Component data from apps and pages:
▬▬▬▬▬▬▬▬▬▬

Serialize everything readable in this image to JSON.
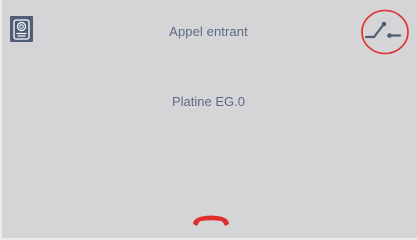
{
  "header": {
    "title": "Appel entrant",
    "left_icon": "intercom-panel-icon",
    "right_icon": "door-opener-switch-icon",
    "right_highlight_color": "#e0302e"
  },
  "main": {
    "station_name": "Platine EG.0"
  },
  "footer": {
    "hangup_icon": "hang-up-phone-icon",
    "hangup_color": "#e0302e"
  },
  "colors": {
    "background": "#d5d5d7",
    "text": "#5d6a86",
    "icon_dark": "#4f5d77"
  }
}
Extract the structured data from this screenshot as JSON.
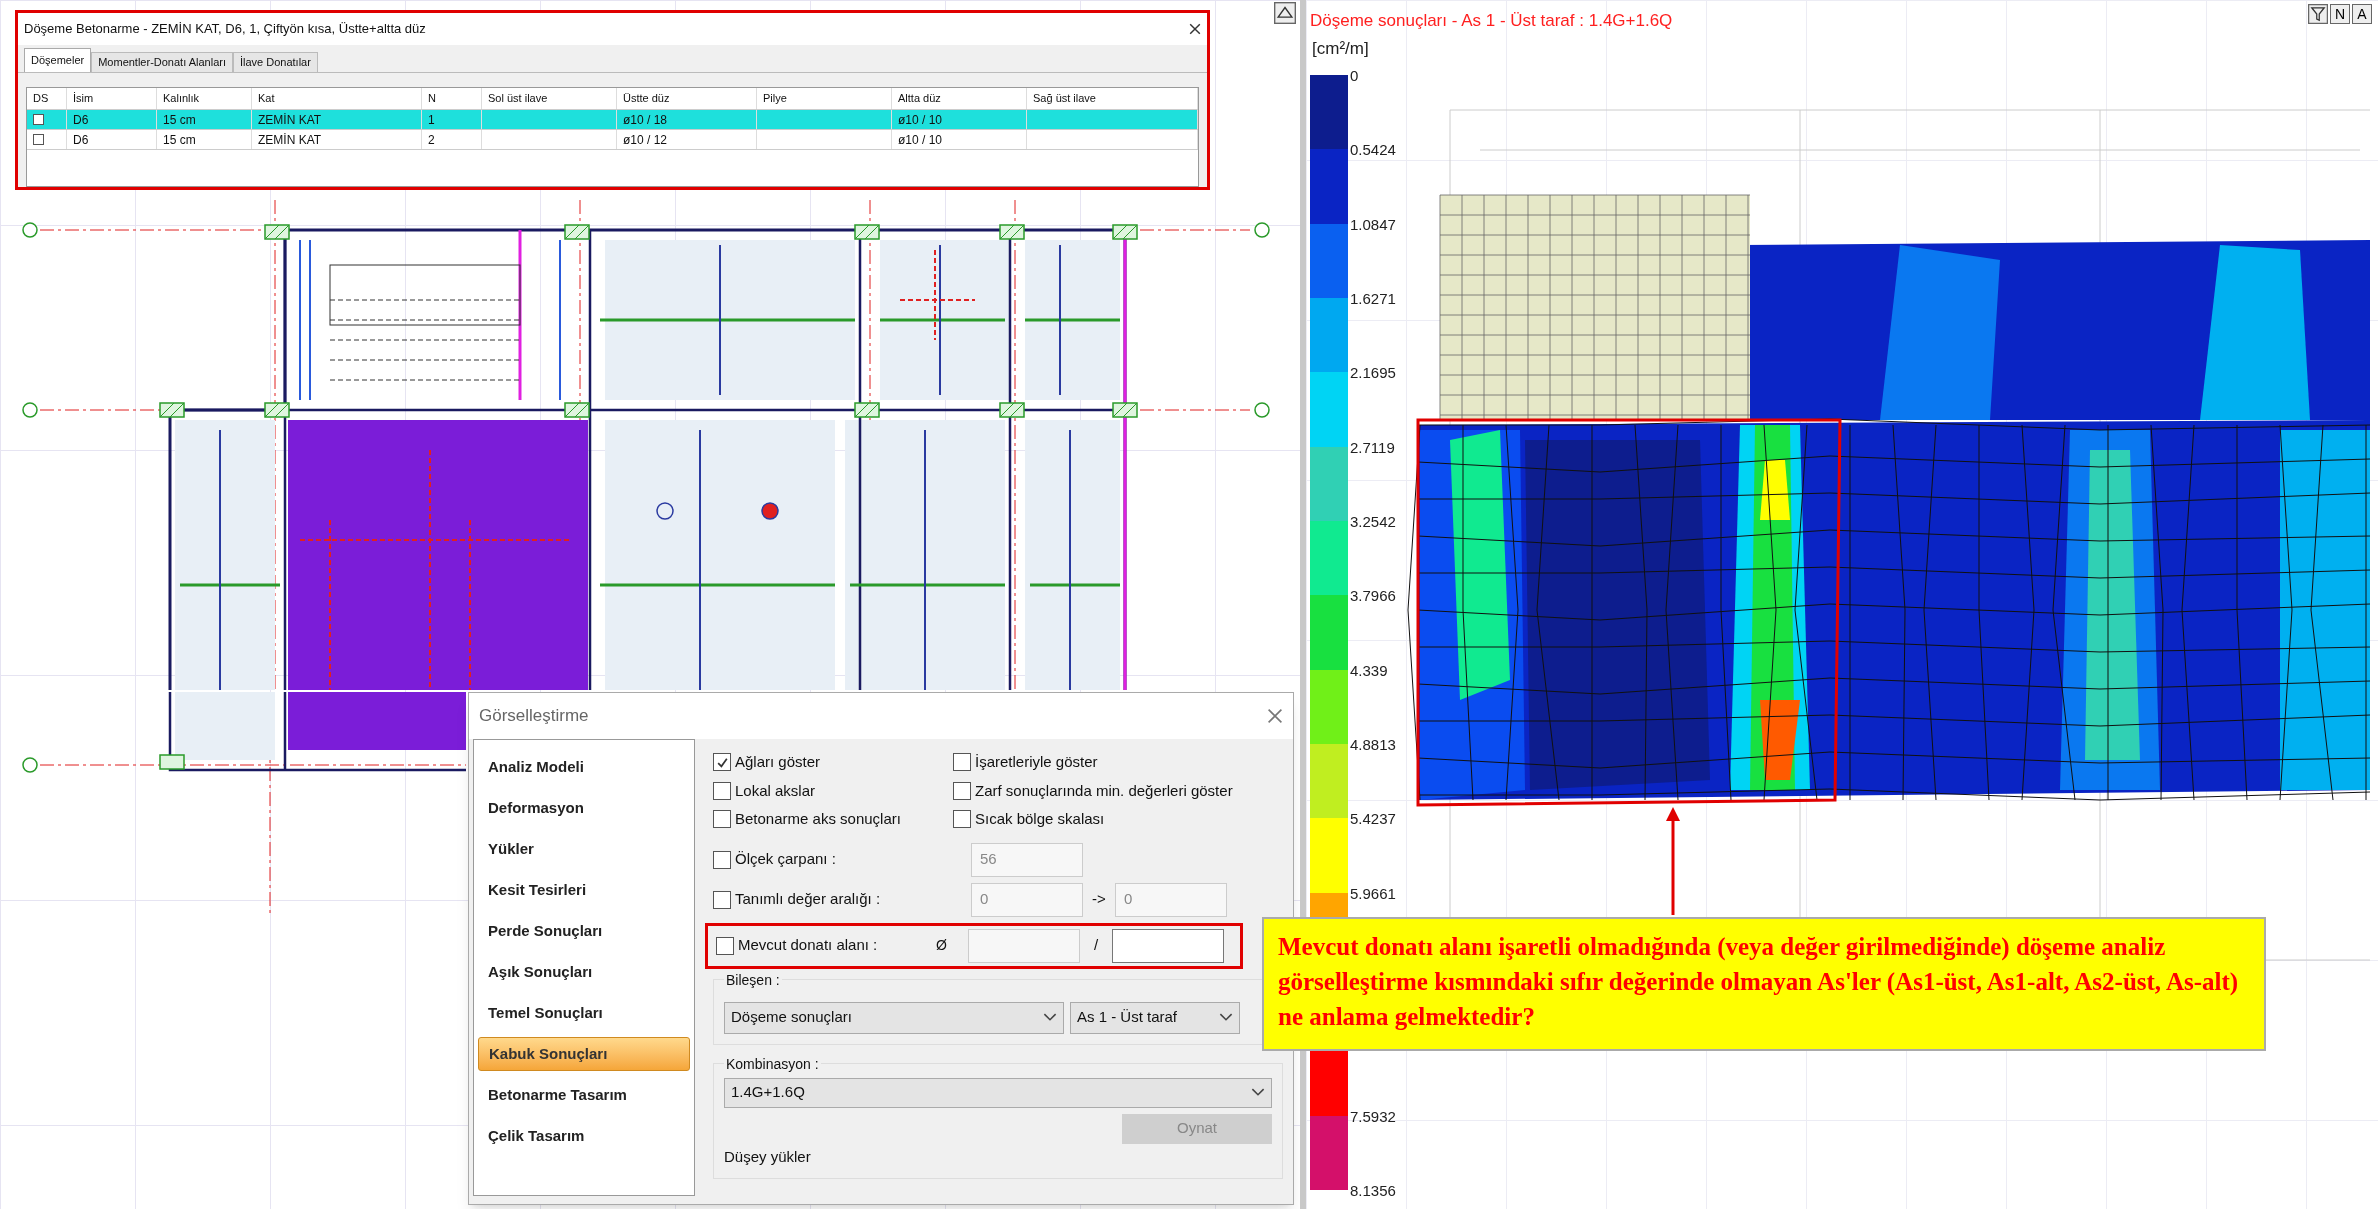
{
  "slab_dialog": {
    "title": "Döşeme Betonarme - ZEMİN KAT, D6, 1, Çiftyön kısa, Üstte+altta düz",
    "tabs": [
      {
        "label": "Döşemeler",
        "selected": true
      },
      {
        "label": "Momentler-Donatı Alanları",
        "selected": false
      },
      {
        "label": "İlave Donatılar",
        "selected": false
      }
    ],
    "columns": [
      "DS",
      "İsim",
      "Kalınlık",
      "Kat",
      "N",
      "Sol üst ilave",
      "Üstte düz",
      "Pilye",
      "Altta düz",
      "Sağ üst ilave"
    ],
    "rows": [
      {
        "selected": true,
        "checked": false,
        "name": "D6",
        "thickness": "15 cm",
        "floor": "ZEMİN KAT",
        "n": "1",
        "top_straight": "ø10 / 18",
        "bottom_straight": "ø10 / 10"
      },
      {
        "selected": false,
        "checked": false,
        "name": "D6",
        "thickness": "15 cm",
        "floor": "ZEMİN KAT",
        "n": "2",
        "top_straight": "ø10 / 12",
        "bottom_straight": "ø10 / 10"
      }
    ]
  },
  "visualization_dialog": {
    "title": "Görselleştirme",
    "menu": [
      {
        "label": "Analiz Modeli",
        "selected": false
      },
      {
        "label": "Deformasyon",
        "selected": false
      },
      {
        "label": "Yükler",
        "selected": false
      },
      {
        "label": "Kesit Tesirleri",
        "selected": false
      },
      {
        "label": "Perde Sonuçları",
        "selected": false
      },
      {
        "label": "Aşık Sonuçları",
        "selected": false
      },
      {
        "label": "Temel Sonuçları",
        "selected": false
      },
      {
        "label": "Kabuk Sonuçları",
        "selected": true
      },
      {
        "label": "Betonarme Tasarım",
        "selected": false
      },
      {
        "label": "Çelik Tasarım",
        "selected": false
      }
    ],
    "options": [
      {
        "label": "Ağları göster",
        "checked": true
      },
      {
        "label": "İşaretleriyle göster",
        "checked": false
      },
      {
        "label": "Lokal akslar",
        "checked": false
      },
      {
        "label": "Zarf sonuçlarında min. değerleri göster",
        "checked": false
      },
      {
        "label": "Betonarme aks sonuçları",
        "checked": false
      },
      {
        "label": "Sıcak bölge skalası",
        "checked": false
      }
    ],
    "scale_factor": {
      "label": "Ölçek çarpanı :",
      "checked": false,
      "value": "56"
    },
    "value_range": {
      "label": "Tanımlı değer aralığı :",
      "checked": false,
      "from": "0",
      "arrow": "->",
      "to": "0"
    },
    "existing_rebar": {
      "label": "Mevcut donatı alanı :",
      "checked": false,
      "diameter_symbol": "Ø",
      "separator": "/"
    },
    "component": {
      "label": "Bileşen :",
      "result_type": "Döşeme sonuçları",
      "side": "As 1 - Üst taraf"
    },
    "combination": {
      "label": "Kombinasyon :",
      "value": "1.4G+1.6Q",
      "play_button": {
        "label": "Oynat",
        "disabled": true
      },
      "load_type": "Düşey yükler"
    }
  },
  "results_view": {
    "title": "Döşeme sonuçları - As 1 - Üst taraf : 1.4G+1.6Q",
    "toolbar_buttons": [
      "N",
      "A"
    ],
    "unit": "[cm²/m]",
    "legend": [
      {
        "label": "0",
        "color": "#0d1d8e"
      },
      {
        "label": "0.5424",
        "color": "#0a24c4"
      },
      {
        "label": "1.0847",
        "color": "#0a60f0"
      },
      {
        "label": "1.6271",
        "color": "#00a8f0"
      },
      {
        "label": "2.1695",
        "color": "#00d4f4"
      },
      {
        "label": "2.7119",
        "color": "#30d0b4"
      },
      {
        "label": "3.2542",
        "color": "#10ea90"
      },
      {
        "label": "3.7966",
        "color": "#18e040"
      },
      {
        "label": "4.339",
        "color": "#70f018"
      },
      {
        "label": "4.8813",
        "color": "#c0ee20"
      },
      {
        "label": "5.4237",
        "color": "#ffff00"
      },
      {
        "label": "5.9661",
        "color": "#ffa500"
      },
      {
        "color": "#ff0000"
      },
      {
        "label": "7.5932",
        "color": "#d4106a"
      }
    ],
    "max_label": "8.1356"
  },
  "callout": {
    "text": "Mevcut donatı alanı işaretli olmadığında (veya değer girilmediğinde) döşeme analiz görselleştirme kısmındaki sıfır değerinde olmayan As'ler (As1-üst, As1-alt, As2-üst, As-alt) ne anlama gelmektedir?"
  }
}
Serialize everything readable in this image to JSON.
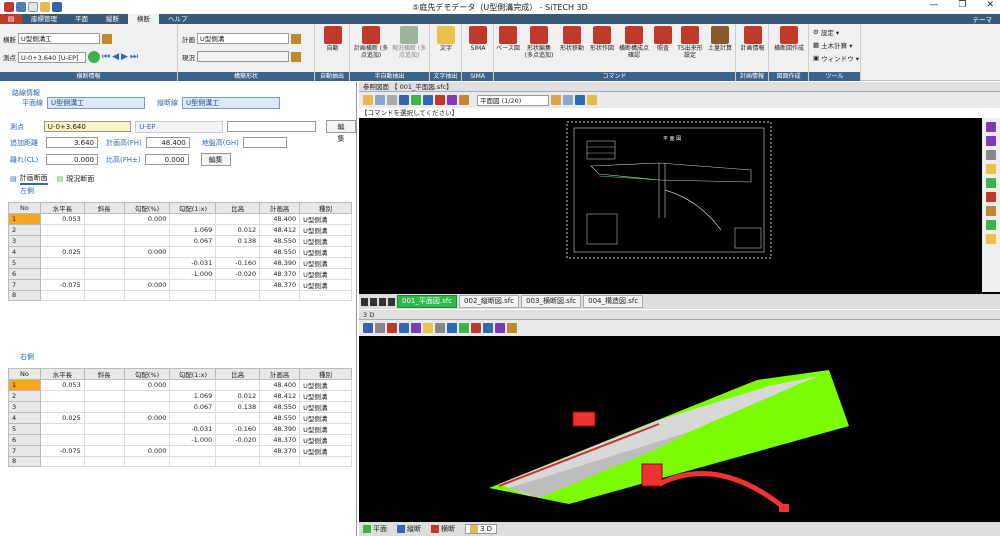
{
  "window": {
    "title": "⑤庭先デモデータ（U型側溝完成） - SiTECH 3D",
    "close": "✕",
    "maximize": "❐",
    "minimize": "—"
  },
  "menu": {
    "tabs": [
      "座標管理",
      "平面",
      "縦断",
      "横断",
      "ヘルプ"
    ],
    "active": "横断",
    "theme": "テーマ"
  },
  "ribbon": {
    "group1": {
      "label": "横断情報",
      "row1_label": "横断",
      "row1_value": "U型側溝工",
      "row2_label": "測点",
      "row2_value": "U-0+3.640 [U-EP]"
    },
    "group2": {
      "label": "構築形状",
      "row1_label": "計画",
      "row1_value": "U型側溝",
      "row2_label": "現況",
      "row2_value": ""
    },
    "buttons": [
      {
        "label": "自動",
        "group": "自動抽出"
      },
      {
        "label": "計画横断 (多点追加)",
        "group": "半自動抽出"
      },
      {
        "label": "現況横断 (多点追加)",
        "group": "半自動抽出"
      },
      {
        "label": "文字",
        "group": "文字抽出"
      },
      {
        "label": "SIMA",
        "group": "SIMA"
      },
      {
        "label": "ベース図",
        "group": "コマンド"
      },
      {
        "label": "形状編集 (多点追加)",
        "group": "コマンド"
      },
      {
        "label": "形状移動",
        "group": "コマンド"
      },
      {
        "label": "形状作図",
        "group": "コマンド"
      },
      {
        "label": "横断構成点 確認",
        "group": "コマンド"
      },
      {
        "label": "照査",
        "group": "コマンド"
      },
      {
        "label": "TS出来形 設定",
        "group": "コマンド"
      },
      {
        "label": "土量計算",
        "group": "コマンド"
      },
      {
        "label": "計画情報",
        "group": "計画情報"
      },
      {
        "label": "横断図作成",
        "group": "図面作成"
      }
    ],
    "group_labels": [
      "横断情報",
      "構築形状",
      "自動抽出",
      "半自動抽出",
      "文字抽出",
      "SIMA",
      "コマンド",
      "計画情報",
      "図面作成",
      "ツール"
    ],
    "tools": {
      "label": "ツール",
      "items": [
        "設定 ▾",
        "土木計算 ▾",
        "ウィンドウ ▾"
      ]
    }
  },
  "left": {
    "route_info": "路線情報",
    "plane_label": "平面線",
    "plane_value": "U型側溝工",
    "vert_label": "縦断線",
    "vert_value": "U型側溝工",
    "station_label": "測点",
    "station_value": "U-0+3.640",
    "station_sub": "U-EP",
    "edit1": "編集",
    "add_dist_label": "追加距離",
    "add_dist": "3.640",
    "plan_height_label": "計画高(FH)",
    "plan_height": "48.400",
    "ground_label": "地盤高(GH)",
    "ground_value": "",
    "offset_label": "離れ(CL)",
    "offset": "0.000",
    "ratio_label": "比高(FH±)",
    "ratio": "0.000",
    "edit2": "編集",
    "tab_plan": "計画断面",
    "tab_current": "現況断面",
    "left_side": "左側",
    "right_side": "右側",
    "headers": [
      "No",
      "水平長",
      "斜長",
      "勾配(%)",
      "勾配(1:x)",
      "比高",
      "計画高",
      "種別"
    ],
    "rows": [
      [
        "1",
        "0.053",
        "",
        "0.000",
        "",
        "",
        "48.400",
        "U型側溝"
      ],
      [
        "2",
        "",
        "",
        "",
        "1.069",
        "0.012",
        "48.412",
        "U型側溝"
      ],
      [
        "3",
        "",
        "",
        "",
        "0.067",
        "0.138",
        "48.550",
        "U型側溝"
      ],
      [
        "4",
        "0.025",
        "",
        "0.000",
        "",
        "",
        "48.550",
        "U型側溝"
      ],
      [
        "5",
        "",
        "",
        "",
        "-0.031",
        "-0.160",
        "48.390",
        "U型側溝"
      ],
      [
        "6",
        "",
        "",
        "",
        "-1.000",
        "-0.020",
        "48.370",
        "U型側溝"
      ],
      [
        "7",
        "-0.075",
        "",
        "0.000",
        "",
        "",
        "48.370",
        "U型側溝"
      ],
      [
        "8",
        "",
        "",
        "",
        "",
        "",
        "",
        ""
      ]
    ]
  },
  "ref": {
    "header": "参照図面 【 001_平面図.sfc】",
    "scale": "平面図 (1/20)",
    "command": "【コマンドを選択してください】",
    "drawing_title": "平 面 図",
    "sheets": [
      "001_平面図.sfc",
      "002_縦断図.sfc",
      "003_横断図.sfc",
      "004_構造図.sfc"
    ],
    "active_sheet": "001_平面図.sfc"
  },
  "view3d": {
    "header": "3 D",
    "tabs": [
      "平面",
      "縦断",
      "横断",
      "3 D"
    ],
    "active_tab": "3 D"
  },
  "colors": {
    "accent": "#3e6387",
    "green": "#7cfc00",
    "highlight": "#f6a623"
  }
}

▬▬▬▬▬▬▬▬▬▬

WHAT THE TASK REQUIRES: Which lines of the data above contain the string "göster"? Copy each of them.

RESPONSE AREA:
        "label": "Ağları göster",
        "label": "İşaretleriyle göster",
        "label": "Zarf sonuçlarında min. değerleri göster",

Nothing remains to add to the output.